Extracted information:
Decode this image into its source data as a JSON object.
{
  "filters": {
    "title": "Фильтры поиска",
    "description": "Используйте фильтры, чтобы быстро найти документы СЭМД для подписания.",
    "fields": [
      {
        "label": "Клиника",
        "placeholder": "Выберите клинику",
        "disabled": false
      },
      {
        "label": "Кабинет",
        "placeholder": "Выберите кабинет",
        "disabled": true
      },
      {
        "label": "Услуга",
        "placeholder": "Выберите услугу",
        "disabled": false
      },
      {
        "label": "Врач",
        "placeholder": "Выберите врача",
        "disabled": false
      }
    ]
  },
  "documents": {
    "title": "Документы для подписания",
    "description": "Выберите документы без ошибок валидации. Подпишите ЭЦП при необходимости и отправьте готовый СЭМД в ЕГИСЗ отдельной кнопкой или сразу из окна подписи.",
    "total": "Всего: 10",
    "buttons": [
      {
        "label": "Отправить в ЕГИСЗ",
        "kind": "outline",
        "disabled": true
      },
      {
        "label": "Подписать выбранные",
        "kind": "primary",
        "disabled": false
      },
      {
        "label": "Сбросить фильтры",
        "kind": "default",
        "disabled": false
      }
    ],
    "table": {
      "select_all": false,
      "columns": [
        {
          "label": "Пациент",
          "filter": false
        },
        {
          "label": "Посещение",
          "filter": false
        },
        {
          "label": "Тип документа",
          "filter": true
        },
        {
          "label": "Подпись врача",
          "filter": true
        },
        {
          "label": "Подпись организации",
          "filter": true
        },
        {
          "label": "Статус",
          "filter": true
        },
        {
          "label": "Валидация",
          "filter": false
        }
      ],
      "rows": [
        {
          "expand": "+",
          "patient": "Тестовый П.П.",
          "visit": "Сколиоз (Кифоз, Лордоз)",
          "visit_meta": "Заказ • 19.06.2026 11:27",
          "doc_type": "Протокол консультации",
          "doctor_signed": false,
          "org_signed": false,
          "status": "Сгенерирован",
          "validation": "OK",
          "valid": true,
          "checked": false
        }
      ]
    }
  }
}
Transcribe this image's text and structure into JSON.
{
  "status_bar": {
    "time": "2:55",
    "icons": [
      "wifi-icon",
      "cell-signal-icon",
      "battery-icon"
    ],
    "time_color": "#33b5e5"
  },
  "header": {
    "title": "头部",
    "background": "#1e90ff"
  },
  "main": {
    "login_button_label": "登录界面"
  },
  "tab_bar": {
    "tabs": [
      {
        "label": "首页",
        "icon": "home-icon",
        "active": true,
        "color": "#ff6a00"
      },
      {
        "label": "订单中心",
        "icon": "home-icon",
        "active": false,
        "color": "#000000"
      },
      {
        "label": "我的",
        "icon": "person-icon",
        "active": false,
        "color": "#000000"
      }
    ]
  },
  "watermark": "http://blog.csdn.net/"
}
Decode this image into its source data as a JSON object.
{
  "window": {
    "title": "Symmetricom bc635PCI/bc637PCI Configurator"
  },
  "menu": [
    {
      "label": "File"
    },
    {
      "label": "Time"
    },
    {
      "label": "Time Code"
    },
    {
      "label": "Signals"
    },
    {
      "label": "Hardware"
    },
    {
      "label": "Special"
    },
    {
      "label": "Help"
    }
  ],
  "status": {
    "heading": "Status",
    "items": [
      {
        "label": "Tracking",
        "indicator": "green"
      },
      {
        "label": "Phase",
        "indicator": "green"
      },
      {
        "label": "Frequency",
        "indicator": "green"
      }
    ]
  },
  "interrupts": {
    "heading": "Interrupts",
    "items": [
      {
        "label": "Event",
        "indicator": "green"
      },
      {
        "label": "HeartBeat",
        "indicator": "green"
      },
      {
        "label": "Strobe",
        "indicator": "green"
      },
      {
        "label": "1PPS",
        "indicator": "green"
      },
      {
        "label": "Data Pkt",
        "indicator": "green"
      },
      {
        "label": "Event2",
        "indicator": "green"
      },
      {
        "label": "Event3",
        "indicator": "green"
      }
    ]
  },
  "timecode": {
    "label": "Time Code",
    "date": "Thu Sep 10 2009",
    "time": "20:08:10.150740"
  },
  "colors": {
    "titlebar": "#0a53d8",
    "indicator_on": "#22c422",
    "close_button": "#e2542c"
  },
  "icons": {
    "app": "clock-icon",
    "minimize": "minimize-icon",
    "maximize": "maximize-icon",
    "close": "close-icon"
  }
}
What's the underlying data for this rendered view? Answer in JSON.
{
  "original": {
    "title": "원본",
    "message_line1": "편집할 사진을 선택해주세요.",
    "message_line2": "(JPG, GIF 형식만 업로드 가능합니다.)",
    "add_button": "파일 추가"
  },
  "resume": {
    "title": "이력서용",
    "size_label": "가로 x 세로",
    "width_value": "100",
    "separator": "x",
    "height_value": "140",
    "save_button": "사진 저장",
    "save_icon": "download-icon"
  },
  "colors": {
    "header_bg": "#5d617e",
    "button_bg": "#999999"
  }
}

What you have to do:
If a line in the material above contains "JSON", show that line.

Task answer:
Decode this image into its source data as a JSON object.
Transcribe this image's text and structure into JSON.
Decode this image into its source data as a JSON object.
What's the underlying data for this rendered view? Answer in JSON.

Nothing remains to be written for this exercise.